A comment on the question Why did 8-bit Basic use 40-bit floating point? says the following (emphasis added):
Re, "Nowadays, floating point is usually either 32 or 64 bits." More specifically, floating point is usually IEEE 754 floating point. Pior to the publication of that standard in 1985, it was the Wild West: Pretty much every system had its own internal representation for floating point numbers. I saw a book once that was basically a step-by-step instruction manual for how to construct your own floating point system. It was on the desk of my co-worker who was implementing the floating point arithmetic for a Lisp interpreter.
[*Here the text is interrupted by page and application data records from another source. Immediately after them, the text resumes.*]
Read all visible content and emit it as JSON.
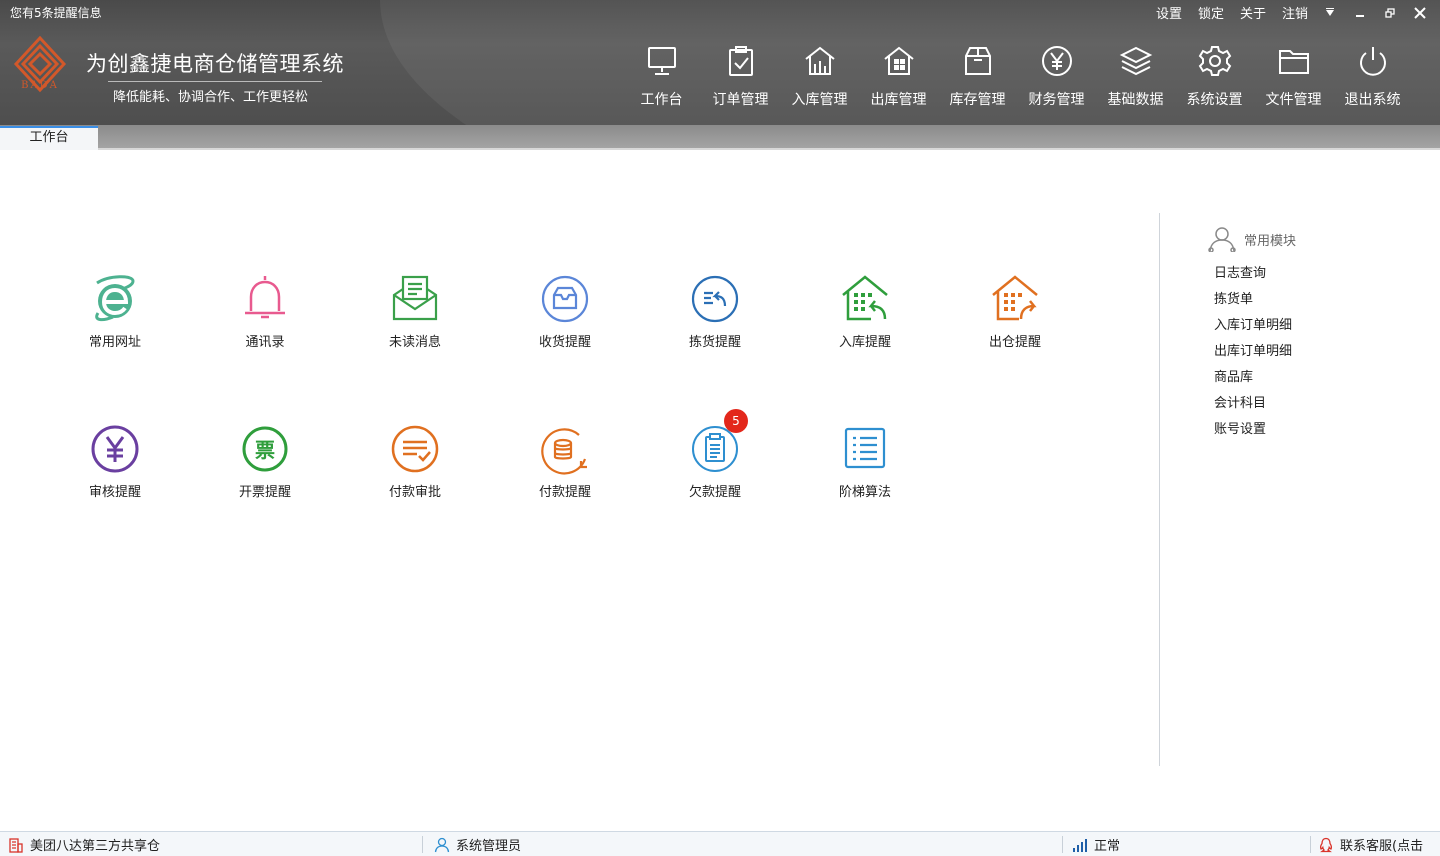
{
  "header": {
    "notice": "您有5条提醒信息",
    "logo_text": "BADA",
    "title": "为创鑫捷电商仓储管理系统",
    "slogan": "降低能耗、协调合作、工作更轻松",
    "top_links": [
      "设置",
      "锁定",
      "关于",
      "注销"
    ]
  },
  "nav": [
    {
      "label": "工作台",
      "icon": "monitor-icon"
    },
    {
      "label": "订单管理",
      "icon": "clipboard-check-icon"
    },
    {
      "label": "入库管理",
      "icon": "warehouse-in-icon"
    },
    {
      "label": "出库管理",
      "icon": "warehouse-out-icon"
    },
    {
      "label": "库存管理",
      "icon": "box-icon"
    },
    {
      "label": "财务管理",
      "icon": "yen-circle-icon"
    },
    {
      "label": "基础数据",
      "icon": "layers-icon"
    },
    {
      "label": "系统设置",
      "icon": "gear-icon"
    },
    {
      "label": "文件管理",
      "icon": "folder-icon"
    },
    {
      "label": "退出系统",
      "icon": "power-icon"
    }
  ],
  "tabs": [
    {
      "label": "工作台"
    }
  ],
  "tiles": [
    {
      "label": "常用网址",
      "icon": "ie-browser-icon",
      "color": "#4db290"
    },
    {
      "label": "通讯录",
      "icon": "bell-icon",
      "color": "#e85a8f"
    },
    {
      "label": "未读消息",
      "icon": "envelope-icon",
      "color": "#3aa04a"
    },
    {
      "label": "收货提醒",
      "icon": "inbox-icon",
      "color": "#5b86d8"
    },
    {
      "label": "拣货提醒",
      "icon": "pick-icon",
      "color": "#2b6fb5"
    },
    {
      "label": "入库提醒",
      "icon": "warehouse-in-icon",
      "color": "#2f9e3c"
    },
    {
      "label": "出仓提醒",
      "icon": "warehouse-out-icon",
      "color": "#e07020"
    },
    {
      "label": "审核提醒",
      "icon": "yen-circle-icon",
      "color": "#6a3fa0"
    },
    {
      "label": "开票提醒",
      "icon": "invoice-icon",
      "color": "#2f9e3c"
    },
    {
      "label": "付款审批",
      "icon": "list-check-icon",
      "color": "#e07020"
    },
    {
      "label": "付款提醒",
      "icon": "coins-icon",
      "color": "#e07020"
    },
    {
      "label": "欠款提醒",
      "icon": "clipboard-icon",
      "color": "#2e8fd0",
      "badge": "5"
    },
    {
      "label": "阶梯算法",
      "icon": "list-icon",
      "color": "#2e8fd0"
    }
  ],
  "quick": {
    "title": "常用模块",
    "items": [
      "日志查询",
      "拣货单",
      "入库订单明细",
      "出库订单明细",
      "商品库",
      "会计科目",
      "账号设置"
    ]
  },
  "status": {
    "warehouse": "美团八达第三方共享仓",
    "user": "系统管理员",
    "network": "正常",
    "support": "联系客服(点击"
  },
  "colors": {
    "tab_accent": "#3a8ee6",
    "badge": "#e3271b",
    "logo": "#d2582a"
  }
}
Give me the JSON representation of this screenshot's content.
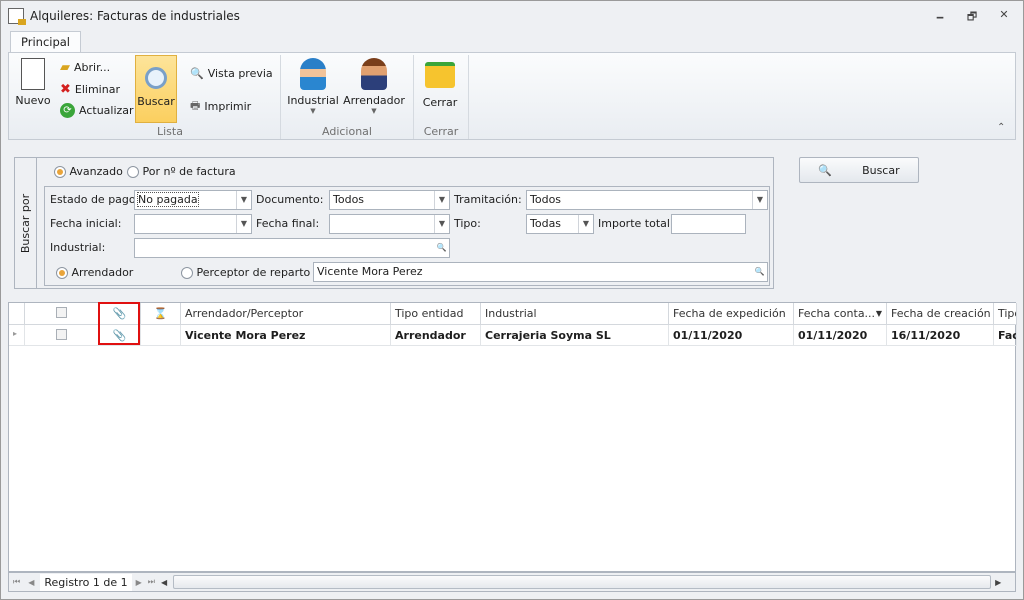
{
  "window": {
    "title": "Alquileres: Facturas de industriales",
    "minimize": "🗕",
    "restore": "🗗",
    "close": "✕"
  },
  "ribbon": {
    "tab": "Principal",
    "nuevo": "Nuevo",
    "abrir": "Abrir...",
    "eliminar": "Eliminar",
    "actualizar": "Actualizar",
    "buscar": "Buscar",
    "vista_previa": "Vista previa",
    "imprimir": "Imprimir",
    "industrial": "Industrial",
    "arrendador": "Arrendador",
    "cerrar": "Cerrar",
    "groups": {
      "lista": "Lista",
      "adicional": "Adicional",
      "cerrar": "Cerrar"
    },
    "collapse": "⌃"
  },
  "search": {
    "side_label": "Buscar por",
    "mode_avanzado": "Avanzado",
    "mode_factura": "Por nº de factura",
    "estado_pago_label": "Estado de pago:",
    "estado_pago": "No pagada",
    "documento_label": "Documento:",
    "documento": "Todos",
    "tramitacion_label": "Tramitación:",
    "tramitacion": "Todos",
    "fecha_inicial_label": "Fecha inicial:",
    "fecha_inicial": "",
    "fecha_final_label": "Fecha final:",
    "fecha_final": "",
    "tipo_label": "Tipo:",
    "tipo": "Todas",
    "importe_label": "Importe total:",
    "importe": "",
    "industrial_label": "Industrial:",
    "industrial": "",
    "arrendador_radio": "Arrendador",
    "perceptor_radio": "Perceptor de reparto",
    "persona": "Vicente Mora Perez",
    "buscar_button": "Buscar"
  },
  "grid": {
    "columns": [
      "Arrendador/Perceptor",
      "Tipo entidad",
      "Industrial",
      "Fecha de expedición",
      "Fecha conta...",
      "Fecha de creación",
      "Tipo"
    ],
    "rows": [
      {
        "arrendador": "Vicente Mora Perez",
        "tipo_entidad": "Arrendador",
        "industrial": "Cerrajeria Soyma SL",
        "fecha_expedicion": "01/11/2020",
        "fecha_contable": "01/11/2020",
        "fecha_creacion": "16/11/2020",
        "tipo": "Fac"
      }
    ]
  },
  "footer": {
    "record": "Registro 1 de 1"
  }
}
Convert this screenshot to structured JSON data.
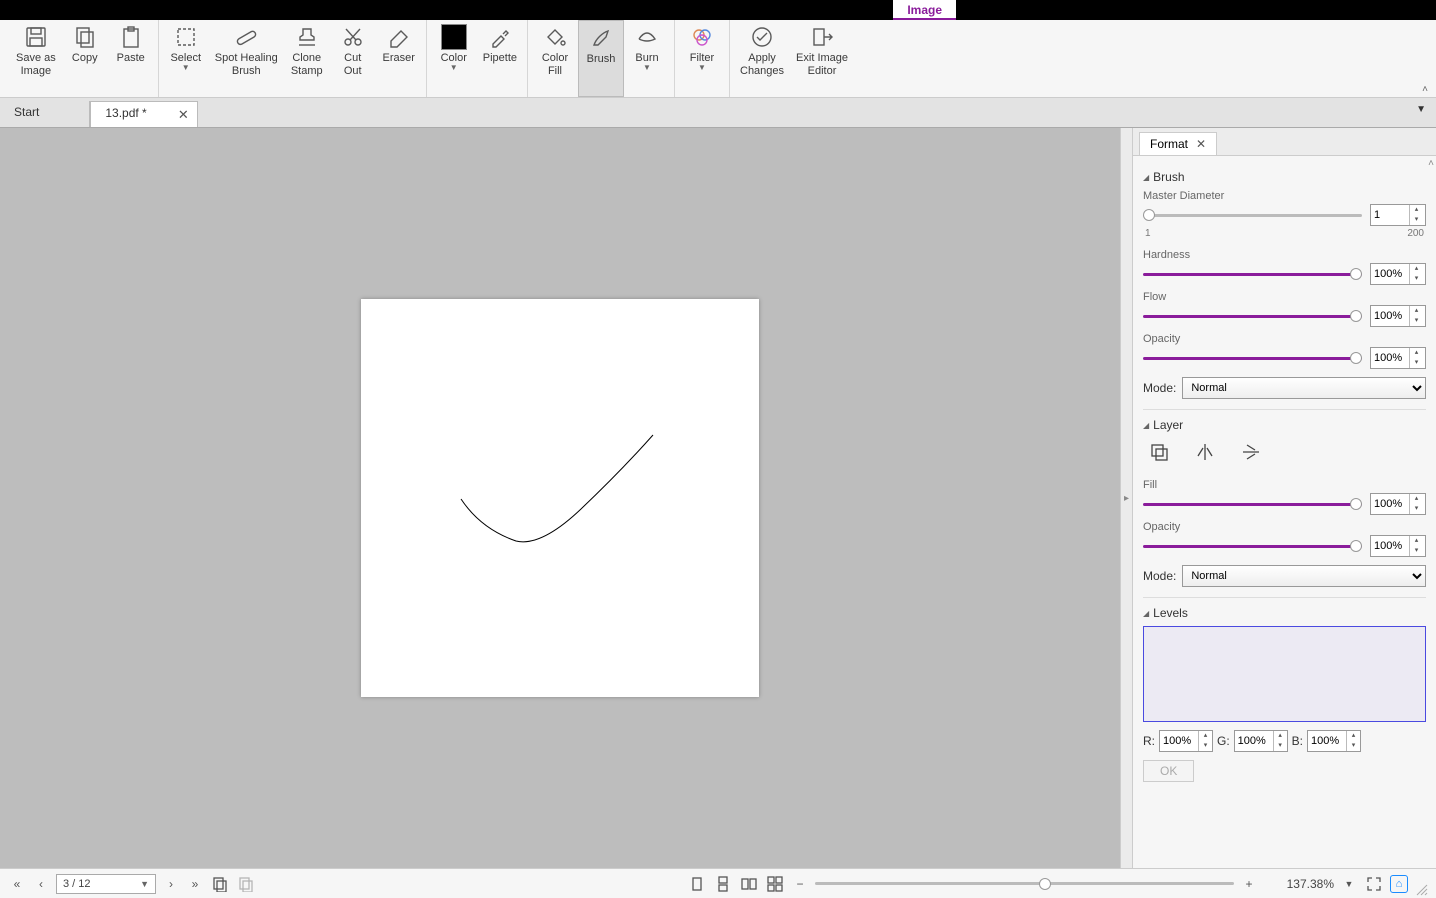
{
  "topbar": {
    "image_tab": "Image"
  },
  "ribbon": {
    "save_as_image": "Save as\nImage",
    "copy": "Copy",
    "paste": "Paste",
    "select": "Select",
    "spot_healing": "Spot Healing\nBrush",
    "clone_stamp": "Clone\nStamp",
    "cut_out": "Cut\nOut",
    "eraser": "Eraser",
    "color": "Color",
    "pipette": "Pipette",
    "color_fill": "Color\nFill",
    "brush": "Brush",
    "burn": "Burn",
    "filter": "Filter",
    "apply_changes": "Apply\nChanges",
    "exit_editor": "Exit Image\nEditor"
  },
  "doctabs": {
    "start": "Start",
    "file": "13.pdf *"
  },
  "format_panel": {
    "title": "Format",
    "brush_section": "Brush",
    "master_diameter": "Master Diameter",
    "md_min": "1",
    "md_max": "200",
    "md_value": "1",
    "hardness": "Hardness",
    "hardness_value": "100%",
    "flow": "Flow",
    "flow_value": "100%",
    "opacity": "Opacity",
    "opacity_value": "100%",
    "mode_label": "Mode:",
    "brush_mode": "Normal",
    "layer_section": "Layer",
    "fill": "Fill",
    "fill_value": "100%",
    "layer_opacity": "Opacity",
    "layer_opacity_value": "100%",
    "layer_mode": "Normal",
    "levels_section": "Levels",
    "r_label": "R:",
    "g_label": "G:",
    "b_label": "B:",
    "r_value": "100%",
    "g_value": "100%",
    "b_value": "100%",
    "ok": "OK"
  },
  "status": {
    "page": "3 / 12",
    "zoom": "137.38%"
  }
}
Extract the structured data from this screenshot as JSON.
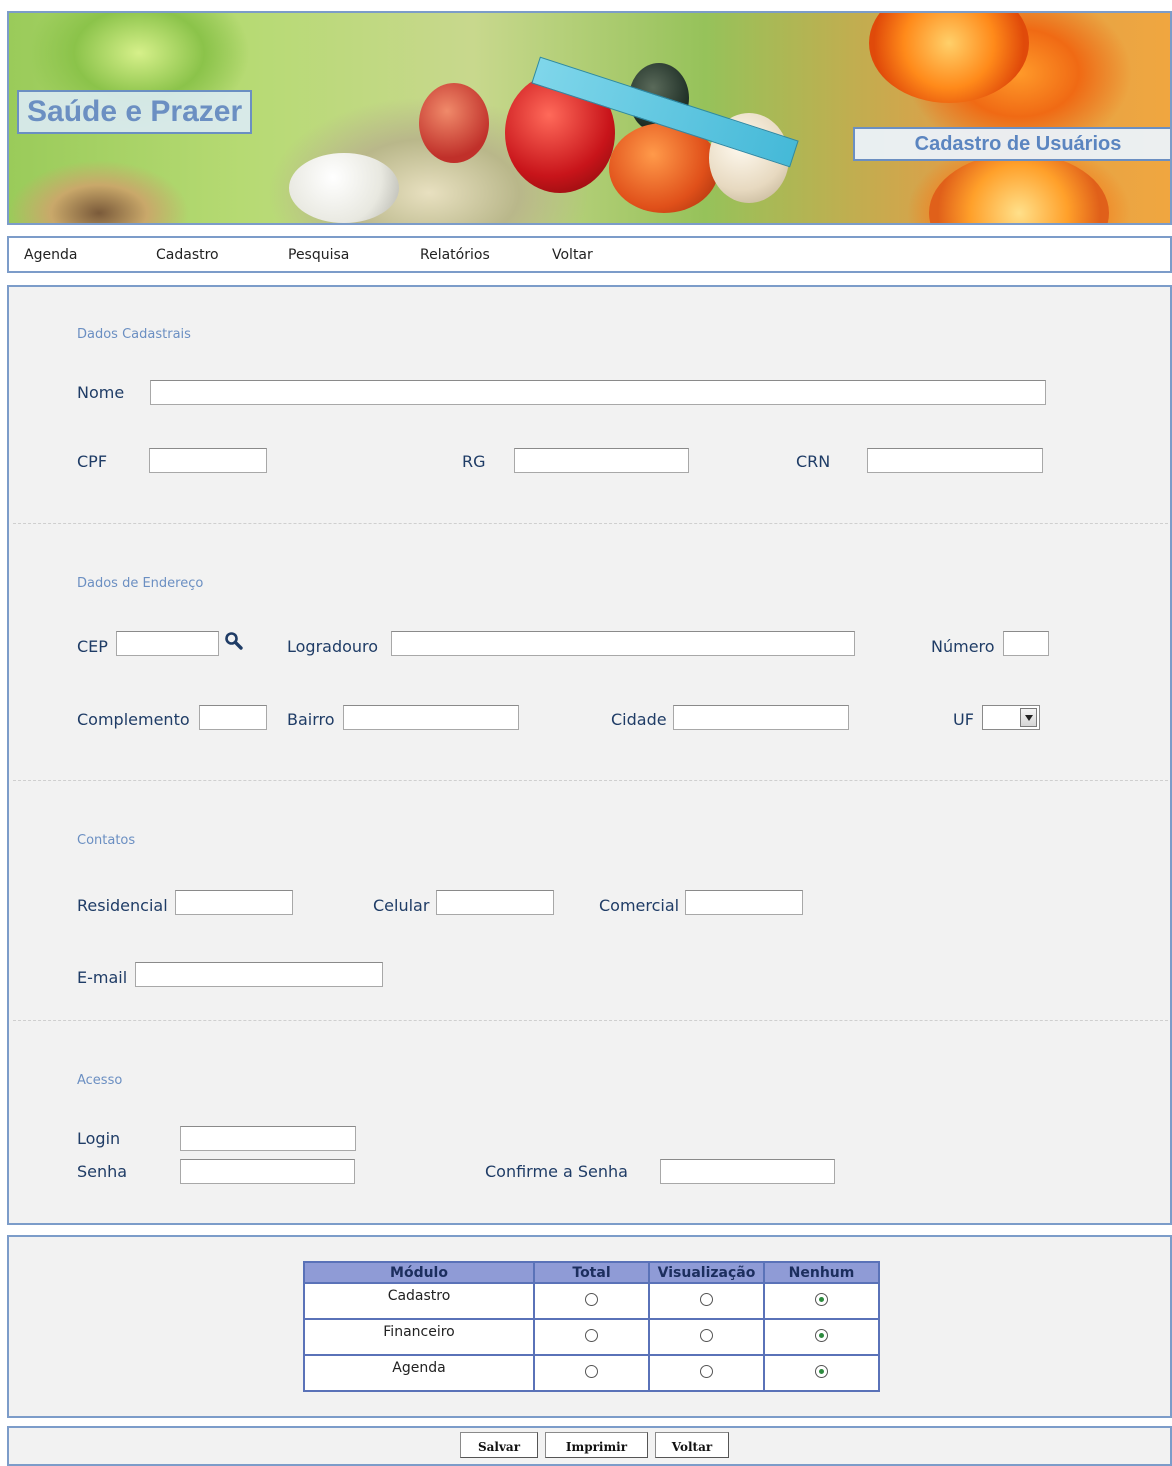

Some keyword searching turned up only Jean-Michel Muller's Handbook of Floating-Point Arithmetic, which was published in 2009; presumably the comment is discussing something older.
What is this book? It sounds quite interesting.